■ Extracted records
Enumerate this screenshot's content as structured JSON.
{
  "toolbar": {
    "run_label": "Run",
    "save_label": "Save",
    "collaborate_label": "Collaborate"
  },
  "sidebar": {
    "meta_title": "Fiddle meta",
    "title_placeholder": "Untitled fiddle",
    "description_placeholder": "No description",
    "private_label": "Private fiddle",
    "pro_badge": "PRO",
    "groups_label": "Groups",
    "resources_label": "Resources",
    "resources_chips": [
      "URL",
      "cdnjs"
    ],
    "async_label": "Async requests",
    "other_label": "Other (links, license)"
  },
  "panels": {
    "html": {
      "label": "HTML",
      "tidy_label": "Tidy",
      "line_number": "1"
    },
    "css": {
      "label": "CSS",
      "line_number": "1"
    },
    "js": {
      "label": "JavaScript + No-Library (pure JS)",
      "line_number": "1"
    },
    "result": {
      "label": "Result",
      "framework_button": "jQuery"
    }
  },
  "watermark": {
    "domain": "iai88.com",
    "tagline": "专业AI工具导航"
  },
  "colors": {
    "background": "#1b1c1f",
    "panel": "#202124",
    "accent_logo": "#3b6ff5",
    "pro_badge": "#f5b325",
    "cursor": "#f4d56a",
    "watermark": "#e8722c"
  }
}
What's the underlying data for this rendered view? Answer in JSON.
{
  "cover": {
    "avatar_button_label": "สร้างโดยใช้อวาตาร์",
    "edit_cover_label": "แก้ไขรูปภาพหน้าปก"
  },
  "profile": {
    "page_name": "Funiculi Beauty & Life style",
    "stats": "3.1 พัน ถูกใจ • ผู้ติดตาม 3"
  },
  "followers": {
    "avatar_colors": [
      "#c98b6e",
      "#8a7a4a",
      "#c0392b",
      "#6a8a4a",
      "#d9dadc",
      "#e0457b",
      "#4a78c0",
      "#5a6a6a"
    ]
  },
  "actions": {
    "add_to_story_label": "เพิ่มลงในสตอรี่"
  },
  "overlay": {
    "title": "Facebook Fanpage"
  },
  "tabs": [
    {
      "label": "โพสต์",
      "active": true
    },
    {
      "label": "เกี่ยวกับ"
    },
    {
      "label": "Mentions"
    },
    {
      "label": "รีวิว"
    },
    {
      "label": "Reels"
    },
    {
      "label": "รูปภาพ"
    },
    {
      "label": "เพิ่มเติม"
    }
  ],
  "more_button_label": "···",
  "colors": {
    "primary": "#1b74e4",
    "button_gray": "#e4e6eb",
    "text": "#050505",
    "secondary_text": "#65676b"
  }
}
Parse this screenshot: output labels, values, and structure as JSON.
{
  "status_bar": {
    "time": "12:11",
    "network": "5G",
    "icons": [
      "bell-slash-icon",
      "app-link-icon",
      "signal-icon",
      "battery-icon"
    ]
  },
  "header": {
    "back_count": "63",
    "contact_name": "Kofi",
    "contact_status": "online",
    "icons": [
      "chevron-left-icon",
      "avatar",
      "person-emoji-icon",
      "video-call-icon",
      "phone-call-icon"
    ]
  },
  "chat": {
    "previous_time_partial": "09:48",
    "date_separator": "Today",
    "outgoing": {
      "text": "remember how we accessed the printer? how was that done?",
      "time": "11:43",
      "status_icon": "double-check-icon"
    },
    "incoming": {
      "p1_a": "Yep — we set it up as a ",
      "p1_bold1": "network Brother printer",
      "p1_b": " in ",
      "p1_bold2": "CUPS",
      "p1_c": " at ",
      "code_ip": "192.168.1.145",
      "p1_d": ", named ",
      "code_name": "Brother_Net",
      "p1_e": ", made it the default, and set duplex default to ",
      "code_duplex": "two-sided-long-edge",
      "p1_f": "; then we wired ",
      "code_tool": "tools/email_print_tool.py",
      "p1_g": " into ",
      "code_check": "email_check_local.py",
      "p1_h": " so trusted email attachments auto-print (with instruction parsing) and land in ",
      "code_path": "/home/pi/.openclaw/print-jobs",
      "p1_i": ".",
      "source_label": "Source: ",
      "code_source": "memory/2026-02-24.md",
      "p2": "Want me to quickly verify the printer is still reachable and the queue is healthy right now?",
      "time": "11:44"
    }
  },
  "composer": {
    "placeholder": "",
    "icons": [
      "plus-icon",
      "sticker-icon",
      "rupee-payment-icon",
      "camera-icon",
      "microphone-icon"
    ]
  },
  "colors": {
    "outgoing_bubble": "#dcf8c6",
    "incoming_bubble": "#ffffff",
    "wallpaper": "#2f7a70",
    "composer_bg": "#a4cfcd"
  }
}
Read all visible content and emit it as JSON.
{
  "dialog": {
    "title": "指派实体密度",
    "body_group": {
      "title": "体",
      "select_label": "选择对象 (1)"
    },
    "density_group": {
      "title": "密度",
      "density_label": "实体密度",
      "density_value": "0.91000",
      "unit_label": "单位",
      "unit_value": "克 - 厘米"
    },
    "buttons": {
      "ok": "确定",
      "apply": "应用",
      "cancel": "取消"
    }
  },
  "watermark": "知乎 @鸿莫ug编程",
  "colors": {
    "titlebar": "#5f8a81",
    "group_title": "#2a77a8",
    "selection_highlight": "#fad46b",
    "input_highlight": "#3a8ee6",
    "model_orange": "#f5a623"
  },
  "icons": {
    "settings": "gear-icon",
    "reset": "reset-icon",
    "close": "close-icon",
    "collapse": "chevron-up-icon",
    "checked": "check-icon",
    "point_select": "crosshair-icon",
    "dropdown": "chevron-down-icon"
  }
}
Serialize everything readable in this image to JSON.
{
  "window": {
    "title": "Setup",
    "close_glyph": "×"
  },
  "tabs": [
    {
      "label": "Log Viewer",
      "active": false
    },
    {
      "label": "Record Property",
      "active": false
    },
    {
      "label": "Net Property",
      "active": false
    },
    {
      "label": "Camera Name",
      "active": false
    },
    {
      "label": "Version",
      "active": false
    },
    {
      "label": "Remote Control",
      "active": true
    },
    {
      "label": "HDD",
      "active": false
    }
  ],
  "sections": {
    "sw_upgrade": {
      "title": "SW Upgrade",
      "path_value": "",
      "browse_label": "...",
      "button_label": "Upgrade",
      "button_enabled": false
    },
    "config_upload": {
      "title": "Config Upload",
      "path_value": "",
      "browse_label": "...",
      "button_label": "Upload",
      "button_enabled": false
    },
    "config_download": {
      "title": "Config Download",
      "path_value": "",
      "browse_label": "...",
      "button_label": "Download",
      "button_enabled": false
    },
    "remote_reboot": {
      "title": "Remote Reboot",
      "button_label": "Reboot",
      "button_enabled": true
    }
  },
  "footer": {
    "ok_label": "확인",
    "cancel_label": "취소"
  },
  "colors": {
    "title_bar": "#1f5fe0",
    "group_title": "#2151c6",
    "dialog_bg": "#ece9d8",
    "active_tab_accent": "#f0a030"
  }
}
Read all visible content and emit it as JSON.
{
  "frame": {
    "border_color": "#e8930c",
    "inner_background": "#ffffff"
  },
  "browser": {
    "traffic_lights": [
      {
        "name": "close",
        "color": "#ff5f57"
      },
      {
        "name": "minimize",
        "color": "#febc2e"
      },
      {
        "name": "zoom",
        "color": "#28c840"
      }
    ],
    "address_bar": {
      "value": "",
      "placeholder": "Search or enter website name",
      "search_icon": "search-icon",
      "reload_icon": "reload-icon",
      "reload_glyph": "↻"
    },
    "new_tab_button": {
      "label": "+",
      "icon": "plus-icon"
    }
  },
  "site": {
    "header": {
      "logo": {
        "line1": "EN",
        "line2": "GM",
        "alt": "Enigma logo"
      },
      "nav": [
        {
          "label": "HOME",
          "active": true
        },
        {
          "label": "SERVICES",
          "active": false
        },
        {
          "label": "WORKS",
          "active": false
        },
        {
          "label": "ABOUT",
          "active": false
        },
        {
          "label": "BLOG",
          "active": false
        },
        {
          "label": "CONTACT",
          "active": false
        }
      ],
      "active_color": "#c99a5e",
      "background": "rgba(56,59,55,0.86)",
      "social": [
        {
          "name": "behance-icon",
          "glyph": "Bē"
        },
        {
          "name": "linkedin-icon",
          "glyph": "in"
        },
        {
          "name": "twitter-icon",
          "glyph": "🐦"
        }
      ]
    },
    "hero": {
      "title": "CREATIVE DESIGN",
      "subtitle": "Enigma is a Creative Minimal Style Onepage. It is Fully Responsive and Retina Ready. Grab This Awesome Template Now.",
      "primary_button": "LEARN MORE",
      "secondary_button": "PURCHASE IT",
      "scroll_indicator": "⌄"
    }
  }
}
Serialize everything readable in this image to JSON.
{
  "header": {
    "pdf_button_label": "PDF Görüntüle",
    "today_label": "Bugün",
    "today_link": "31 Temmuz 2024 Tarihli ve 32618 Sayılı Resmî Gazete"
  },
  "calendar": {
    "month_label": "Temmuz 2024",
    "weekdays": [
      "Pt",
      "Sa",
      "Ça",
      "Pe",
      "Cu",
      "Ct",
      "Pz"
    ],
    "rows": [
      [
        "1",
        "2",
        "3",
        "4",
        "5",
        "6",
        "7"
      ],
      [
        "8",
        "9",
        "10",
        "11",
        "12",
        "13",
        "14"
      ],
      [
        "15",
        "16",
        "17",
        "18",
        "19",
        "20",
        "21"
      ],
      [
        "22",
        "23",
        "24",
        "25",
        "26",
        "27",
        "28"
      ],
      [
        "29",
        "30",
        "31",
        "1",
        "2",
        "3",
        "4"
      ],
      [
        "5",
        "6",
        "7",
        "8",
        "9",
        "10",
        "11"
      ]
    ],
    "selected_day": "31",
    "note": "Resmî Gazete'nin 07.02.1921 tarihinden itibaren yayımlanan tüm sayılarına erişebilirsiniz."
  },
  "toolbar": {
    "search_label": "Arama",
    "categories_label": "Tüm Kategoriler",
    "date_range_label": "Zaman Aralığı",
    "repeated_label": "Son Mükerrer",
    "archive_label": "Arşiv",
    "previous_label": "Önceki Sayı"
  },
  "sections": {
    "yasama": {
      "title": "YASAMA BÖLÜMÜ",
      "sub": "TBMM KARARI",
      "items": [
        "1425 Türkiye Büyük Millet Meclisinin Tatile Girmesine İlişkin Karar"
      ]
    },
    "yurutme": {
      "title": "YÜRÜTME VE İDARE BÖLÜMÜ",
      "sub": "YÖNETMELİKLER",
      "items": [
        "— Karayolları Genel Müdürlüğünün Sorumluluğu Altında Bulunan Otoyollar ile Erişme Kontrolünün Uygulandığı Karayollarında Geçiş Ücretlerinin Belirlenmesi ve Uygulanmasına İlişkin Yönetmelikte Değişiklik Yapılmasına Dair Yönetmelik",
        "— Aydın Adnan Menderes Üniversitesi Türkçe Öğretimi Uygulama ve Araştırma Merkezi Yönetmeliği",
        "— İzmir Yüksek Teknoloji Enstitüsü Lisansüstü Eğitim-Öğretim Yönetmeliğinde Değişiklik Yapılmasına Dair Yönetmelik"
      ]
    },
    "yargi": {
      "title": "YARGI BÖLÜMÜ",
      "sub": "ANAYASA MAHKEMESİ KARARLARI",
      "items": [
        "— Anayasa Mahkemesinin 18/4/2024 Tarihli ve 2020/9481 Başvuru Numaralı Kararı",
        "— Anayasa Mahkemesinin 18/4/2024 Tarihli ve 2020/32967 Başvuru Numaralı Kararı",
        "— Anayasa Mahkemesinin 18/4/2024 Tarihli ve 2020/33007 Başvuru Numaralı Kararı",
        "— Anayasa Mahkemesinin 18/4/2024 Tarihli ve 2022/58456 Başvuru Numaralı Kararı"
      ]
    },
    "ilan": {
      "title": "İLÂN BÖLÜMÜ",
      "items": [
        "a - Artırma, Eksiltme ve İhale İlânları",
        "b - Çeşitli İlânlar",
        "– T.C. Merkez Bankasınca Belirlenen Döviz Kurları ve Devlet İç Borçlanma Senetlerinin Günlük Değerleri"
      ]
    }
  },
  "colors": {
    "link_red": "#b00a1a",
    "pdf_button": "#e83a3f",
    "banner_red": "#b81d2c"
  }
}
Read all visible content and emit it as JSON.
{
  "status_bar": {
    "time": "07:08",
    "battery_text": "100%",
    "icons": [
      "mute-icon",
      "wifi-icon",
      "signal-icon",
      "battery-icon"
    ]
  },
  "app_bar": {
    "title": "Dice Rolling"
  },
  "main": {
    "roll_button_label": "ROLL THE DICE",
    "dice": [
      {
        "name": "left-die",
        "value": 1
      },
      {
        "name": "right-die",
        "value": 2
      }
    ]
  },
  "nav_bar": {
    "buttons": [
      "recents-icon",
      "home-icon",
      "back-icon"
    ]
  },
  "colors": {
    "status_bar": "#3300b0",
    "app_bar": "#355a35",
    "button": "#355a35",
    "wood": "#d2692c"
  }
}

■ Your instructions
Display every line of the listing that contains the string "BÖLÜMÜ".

■ Finished exercise
      "title": "YASAMA BÖLÜMÜ",
      "title": "YÜRÜTME VE İDARE BÖLÜMÜ",
      "title": "YARGI BÖLÜMÜ",
      "title": "İLÂN BÖLÜMÜ",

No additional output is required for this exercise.